#### Problem statement:
For each line of the data below that contains "likes", return that line.

** The records follows **

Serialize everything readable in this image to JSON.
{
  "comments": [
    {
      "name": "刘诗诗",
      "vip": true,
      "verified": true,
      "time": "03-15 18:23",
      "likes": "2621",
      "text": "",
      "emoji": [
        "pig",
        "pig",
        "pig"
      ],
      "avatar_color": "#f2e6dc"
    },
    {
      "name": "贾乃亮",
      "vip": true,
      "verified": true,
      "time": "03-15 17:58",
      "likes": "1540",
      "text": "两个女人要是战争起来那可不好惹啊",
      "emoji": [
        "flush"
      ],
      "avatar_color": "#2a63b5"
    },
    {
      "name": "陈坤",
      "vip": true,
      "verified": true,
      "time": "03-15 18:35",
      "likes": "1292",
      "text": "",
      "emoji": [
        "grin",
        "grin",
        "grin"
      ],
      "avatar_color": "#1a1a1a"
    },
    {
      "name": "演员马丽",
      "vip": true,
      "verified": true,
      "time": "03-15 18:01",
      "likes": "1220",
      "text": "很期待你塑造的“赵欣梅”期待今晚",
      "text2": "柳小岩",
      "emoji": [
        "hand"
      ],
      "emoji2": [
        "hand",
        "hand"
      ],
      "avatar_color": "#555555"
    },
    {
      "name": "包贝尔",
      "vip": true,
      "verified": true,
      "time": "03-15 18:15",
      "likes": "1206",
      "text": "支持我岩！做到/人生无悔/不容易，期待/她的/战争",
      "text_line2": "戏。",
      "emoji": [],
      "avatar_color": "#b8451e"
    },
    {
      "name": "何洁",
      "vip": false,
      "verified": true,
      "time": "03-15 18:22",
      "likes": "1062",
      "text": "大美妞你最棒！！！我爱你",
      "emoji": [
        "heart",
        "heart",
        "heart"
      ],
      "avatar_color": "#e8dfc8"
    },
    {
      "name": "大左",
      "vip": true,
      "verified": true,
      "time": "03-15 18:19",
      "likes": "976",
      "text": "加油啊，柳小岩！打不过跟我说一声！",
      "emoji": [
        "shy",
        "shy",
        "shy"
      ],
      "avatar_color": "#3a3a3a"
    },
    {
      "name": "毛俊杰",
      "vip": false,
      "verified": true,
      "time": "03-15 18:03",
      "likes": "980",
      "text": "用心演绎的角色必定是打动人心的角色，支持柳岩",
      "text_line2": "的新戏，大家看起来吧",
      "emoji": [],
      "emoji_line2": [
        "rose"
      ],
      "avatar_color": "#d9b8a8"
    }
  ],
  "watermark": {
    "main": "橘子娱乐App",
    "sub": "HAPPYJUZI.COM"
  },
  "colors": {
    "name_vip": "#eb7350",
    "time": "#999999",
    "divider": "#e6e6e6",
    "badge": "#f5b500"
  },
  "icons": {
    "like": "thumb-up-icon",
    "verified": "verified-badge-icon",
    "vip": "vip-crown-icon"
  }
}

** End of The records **

#### Answer to this problem:
      "likes": "2621",
      "likes": "1540",
      "likes": "1292",
      "likes": "1220",
      "likes": "1206",
      "likes": "1062",
      "likes": "976",
      "likes": "980",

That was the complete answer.